But states have been reluctant to rely on the appeals court decision, handed down in 2002 by the United States Court of Appeals for the Fifth Circuit in New Orleans, because, in addition to the Justice Department’s continued crackdown, other federal and state court opinions offered conflicting directions.

The Justice Department previously tried to crack down on Internet gambling by going after companies that facilitated advertising for the gambling sites. In December 2007, Microsoft, Google and Yahoo paid a combined $31.5 million to settle federal charges that they promoted illegal gambling by serving ads for the gambling operations to other Web sites.

Elizabeth A. Harris, Thomas Kaplan and Sarah Maslin Nir contributed reporting from New York.

http://www.nytimes.com/2011/12/25/us/online-gaming-loses-obstacle-at-justice-department.html?_r=2&scp=1&sq=%22Wire%20act%22&st=cse

Florida Horsemen’s President Phil Combest Says It’s “Absurd” That Gulfstream Park Fears Losing its Quarter Horse Permit; Track Still Not Forthcoming on Secret Horsemen’s Association or Where Alleged Quarter Horses Will Come From: Daily Racing Form’s Mike Welsch Reports

Gulfstream to run Quarter Horse race on New Year’s Eve

 

HALLANDALE BEACH, Fla. – Gulfstream Park has been granted legislative approval to exercise a dormant nonprofit Quarter Horse license and is hoping to run one Quarter Horse race prior to its regularly scheduled Thoroughbred program on Saturday, Dec. 31.

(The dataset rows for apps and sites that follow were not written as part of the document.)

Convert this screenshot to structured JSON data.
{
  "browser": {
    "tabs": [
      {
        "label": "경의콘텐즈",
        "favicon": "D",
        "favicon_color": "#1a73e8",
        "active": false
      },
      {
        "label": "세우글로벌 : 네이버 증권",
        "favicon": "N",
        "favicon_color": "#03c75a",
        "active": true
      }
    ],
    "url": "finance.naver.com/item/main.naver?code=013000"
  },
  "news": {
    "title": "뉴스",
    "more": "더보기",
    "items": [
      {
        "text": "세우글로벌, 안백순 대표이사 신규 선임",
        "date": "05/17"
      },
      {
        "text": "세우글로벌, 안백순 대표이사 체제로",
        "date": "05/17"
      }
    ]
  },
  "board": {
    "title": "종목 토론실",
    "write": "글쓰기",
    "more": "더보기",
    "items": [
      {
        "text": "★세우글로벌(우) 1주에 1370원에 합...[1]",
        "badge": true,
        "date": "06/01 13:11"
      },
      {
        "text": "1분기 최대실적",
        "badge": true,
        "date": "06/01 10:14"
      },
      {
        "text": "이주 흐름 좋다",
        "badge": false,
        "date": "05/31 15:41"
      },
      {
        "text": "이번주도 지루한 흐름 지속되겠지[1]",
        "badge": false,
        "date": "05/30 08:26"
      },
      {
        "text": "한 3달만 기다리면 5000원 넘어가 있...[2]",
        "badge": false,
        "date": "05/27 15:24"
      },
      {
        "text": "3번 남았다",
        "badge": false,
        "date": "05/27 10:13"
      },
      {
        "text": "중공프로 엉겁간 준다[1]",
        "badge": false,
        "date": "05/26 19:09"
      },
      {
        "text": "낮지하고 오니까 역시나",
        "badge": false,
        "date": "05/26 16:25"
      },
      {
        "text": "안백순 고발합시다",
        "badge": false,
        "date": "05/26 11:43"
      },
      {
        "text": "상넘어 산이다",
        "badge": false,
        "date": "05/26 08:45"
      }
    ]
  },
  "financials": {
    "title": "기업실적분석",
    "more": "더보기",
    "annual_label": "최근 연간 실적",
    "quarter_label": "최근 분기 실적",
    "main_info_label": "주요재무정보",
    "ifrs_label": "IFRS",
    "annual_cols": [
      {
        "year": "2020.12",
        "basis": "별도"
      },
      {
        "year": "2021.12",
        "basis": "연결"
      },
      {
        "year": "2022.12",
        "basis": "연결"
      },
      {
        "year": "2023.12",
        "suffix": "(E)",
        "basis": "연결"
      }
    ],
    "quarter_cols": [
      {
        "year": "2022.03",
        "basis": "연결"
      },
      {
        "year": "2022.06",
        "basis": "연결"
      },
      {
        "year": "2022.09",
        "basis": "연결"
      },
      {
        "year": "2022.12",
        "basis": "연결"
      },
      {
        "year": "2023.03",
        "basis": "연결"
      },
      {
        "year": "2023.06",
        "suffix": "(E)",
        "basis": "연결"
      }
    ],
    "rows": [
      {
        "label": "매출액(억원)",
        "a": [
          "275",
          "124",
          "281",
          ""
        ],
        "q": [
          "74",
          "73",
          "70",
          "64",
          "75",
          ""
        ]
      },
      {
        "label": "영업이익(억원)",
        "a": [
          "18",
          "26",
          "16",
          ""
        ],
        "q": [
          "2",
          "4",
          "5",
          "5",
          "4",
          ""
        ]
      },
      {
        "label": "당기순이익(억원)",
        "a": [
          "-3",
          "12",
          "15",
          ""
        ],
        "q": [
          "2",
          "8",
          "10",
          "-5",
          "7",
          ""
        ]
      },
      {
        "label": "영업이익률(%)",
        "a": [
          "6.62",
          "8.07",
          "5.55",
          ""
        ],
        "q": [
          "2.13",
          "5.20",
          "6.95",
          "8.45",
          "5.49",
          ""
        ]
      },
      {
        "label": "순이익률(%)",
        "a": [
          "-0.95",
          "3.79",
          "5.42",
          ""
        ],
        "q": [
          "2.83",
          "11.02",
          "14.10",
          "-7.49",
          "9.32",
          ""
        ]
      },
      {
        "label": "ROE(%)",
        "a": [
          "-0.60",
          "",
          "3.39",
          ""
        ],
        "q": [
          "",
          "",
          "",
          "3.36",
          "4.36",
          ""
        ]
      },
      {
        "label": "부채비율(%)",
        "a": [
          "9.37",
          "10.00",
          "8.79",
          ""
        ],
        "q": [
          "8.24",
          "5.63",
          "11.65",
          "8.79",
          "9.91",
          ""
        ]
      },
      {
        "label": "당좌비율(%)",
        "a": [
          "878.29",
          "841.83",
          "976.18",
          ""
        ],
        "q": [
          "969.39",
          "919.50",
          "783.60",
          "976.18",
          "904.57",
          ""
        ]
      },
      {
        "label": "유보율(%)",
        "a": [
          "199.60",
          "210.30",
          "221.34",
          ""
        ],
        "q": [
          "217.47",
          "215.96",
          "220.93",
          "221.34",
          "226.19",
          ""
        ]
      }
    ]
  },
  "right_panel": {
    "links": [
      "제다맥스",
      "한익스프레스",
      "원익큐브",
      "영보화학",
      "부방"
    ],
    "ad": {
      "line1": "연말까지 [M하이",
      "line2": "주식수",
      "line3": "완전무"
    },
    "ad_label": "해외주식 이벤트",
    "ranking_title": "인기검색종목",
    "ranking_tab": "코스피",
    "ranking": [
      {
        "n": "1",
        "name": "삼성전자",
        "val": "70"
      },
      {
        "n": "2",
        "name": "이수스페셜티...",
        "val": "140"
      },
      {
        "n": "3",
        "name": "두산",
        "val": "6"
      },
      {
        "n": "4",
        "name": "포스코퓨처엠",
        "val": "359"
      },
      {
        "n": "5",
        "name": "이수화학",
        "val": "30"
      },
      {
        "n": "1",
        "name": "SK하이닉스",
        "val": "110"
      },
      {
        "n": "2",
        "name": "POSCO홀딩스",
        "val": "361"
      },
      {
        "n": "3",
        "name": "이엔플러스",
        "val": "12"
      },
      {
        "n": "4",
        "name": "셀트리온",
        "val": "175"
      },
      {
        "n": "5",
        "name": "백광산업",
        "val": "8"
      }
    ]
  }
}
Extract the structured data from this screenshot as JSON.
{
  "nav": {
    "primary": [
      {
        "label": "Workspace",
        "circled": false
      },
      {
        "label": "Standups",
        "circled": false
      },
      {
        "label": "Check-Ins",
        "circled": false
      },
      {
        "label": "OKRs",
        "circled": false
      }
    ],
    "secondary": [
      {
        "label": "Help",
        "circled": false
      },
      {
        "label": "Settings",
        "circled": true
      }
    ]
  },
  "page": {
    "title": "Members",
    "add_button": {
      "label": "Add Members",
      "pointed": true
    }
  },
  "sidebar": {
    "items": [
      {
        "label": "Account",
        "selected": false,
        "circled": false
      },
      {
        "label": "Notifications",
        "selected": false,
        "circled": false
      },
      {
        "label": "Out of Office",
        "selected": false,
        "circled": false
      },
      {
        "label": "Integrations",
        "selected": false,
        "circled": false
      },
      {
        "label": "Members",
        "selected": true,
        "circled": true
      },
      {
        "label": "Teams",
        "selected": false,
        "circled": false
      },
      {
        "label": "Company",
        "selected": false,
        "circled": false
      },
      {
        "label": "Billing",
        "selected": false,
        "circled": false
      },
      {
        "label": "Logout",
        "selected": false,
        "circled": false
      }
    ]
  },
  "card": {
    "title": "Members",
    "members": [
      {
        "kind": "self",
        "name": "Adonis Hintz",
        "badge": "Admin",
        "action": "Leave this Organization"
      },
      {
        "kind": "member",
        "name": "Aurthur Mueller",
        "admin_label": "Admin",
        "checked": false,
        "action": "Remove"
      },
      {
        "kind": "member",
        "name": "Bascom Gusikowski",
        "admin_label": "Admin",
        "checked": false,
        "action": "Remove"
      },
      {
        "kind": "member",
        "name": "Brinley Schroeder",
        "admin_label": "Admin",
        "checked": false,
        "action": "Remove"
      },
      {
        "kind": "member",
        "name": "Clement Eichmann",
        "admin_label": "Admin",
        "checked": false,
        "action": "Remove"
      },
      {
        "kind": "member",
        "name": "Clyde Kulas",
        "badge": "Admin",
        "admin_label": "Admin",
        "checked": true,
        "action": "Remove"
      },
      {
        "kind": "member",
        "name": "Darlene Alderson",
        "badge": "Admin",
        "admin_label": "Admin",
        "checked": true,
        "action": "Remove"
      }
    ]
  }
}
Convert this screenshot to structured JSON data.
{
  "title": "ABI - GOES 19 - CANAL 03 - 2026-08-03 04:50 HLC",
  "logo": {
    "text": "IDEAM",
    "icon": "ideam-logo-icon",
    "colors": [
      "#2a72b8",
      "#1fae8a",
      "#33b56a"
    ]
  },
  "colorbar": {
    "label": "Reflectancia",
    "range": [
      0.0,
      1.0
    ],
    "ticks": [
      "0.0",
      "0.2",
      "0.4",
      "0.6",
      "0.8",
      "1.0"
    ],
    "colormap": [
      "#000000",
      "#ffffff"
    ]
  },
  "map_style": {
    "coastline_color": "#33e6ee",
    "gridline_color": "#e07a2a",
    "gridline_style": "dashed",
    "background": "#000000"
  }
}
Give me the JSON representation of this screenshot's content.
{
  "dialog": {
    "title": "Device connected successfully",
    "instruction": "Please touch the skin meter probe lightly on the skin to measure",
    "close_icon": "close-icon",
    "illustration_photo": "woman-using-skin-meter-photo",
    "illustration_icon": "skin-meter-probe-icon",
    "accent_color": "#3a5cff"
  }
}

“We were advised by counsel that if we didn’t exercise the permit now there was a possibility of losing it during the upcoming legislative session,” said Ritvo. “Every major parimutuel facility in the state has been activating their dormant permits due to widespread expectations that lawmakers will revoke them. To meet the requirements of the nonprofit license, we must run one extra race on Dec. 31 and Jan. 1, only one of which has to be for Quarter Horses.”

Ritvo said the long-range purpose of activating the Quarter Horse permit was that it could ultimately lead to Gulfstream being able to double its current allotment of 2,000 slot machines as well as add a second card room at the facility. He said the decision to exercise the long standing license came quickly and plans have not been completely finalized regarding the Dec. 31 Quarter Horse event.

“This really just fell into our lap on Tuesday,” said Ritvo. “A high level executive from the Stronach Group met with members of the Florida Horsemen’s Benevolent and Protective Association on Thursday to discuss the matter and was hoping to continue talks with the group Saturday to insure them this wasn’t done to disrupt Thoroughbred racing. The Stronach Group is under direct orders from Frank Stronach that Thoroughbred racing should survive and thrive at Gulfstream Park.”

But Phil Combest, president of the Florida Horsemen’s Benevolent and Protective Association, said the Gulfstream horsmen are opposed to allowing the track to run the Quarter Horse race. Representatives from Gulfstream and the HBPA plan to talk Wednesday to try and allay the horsemen’s concerns.

“The horsemen are still completely opposed to this whole thing for a number of reasons,” said Combest. “For example, what are the simulcast and ADW implications of running a Quarter Horse race at Gulfstream Park, among other things? Gulfstream says they are doing this for fear of losing the permit at the next legislative session. That’s absurd. The state would never revoke a not-for-profit permit.”

Ritvo said it’s still unclear where the horses will come from to fill the race on Dec. 31. A Quarter Horse meeting is currently being conducted at nearby Hialeah Park. Post time for the race is expected to be set at noon.

“At the moment we have no plans as to where we’ll get the horses for this race or what the purse will be although after holding a preliminary discussion with Racing Secretary Dan Bork, it is likely the purse will be somewhere in the range of $10,000 to $15,000. Whatever that purse may be, none of the money will come out of the Thoroughbred purse fund.”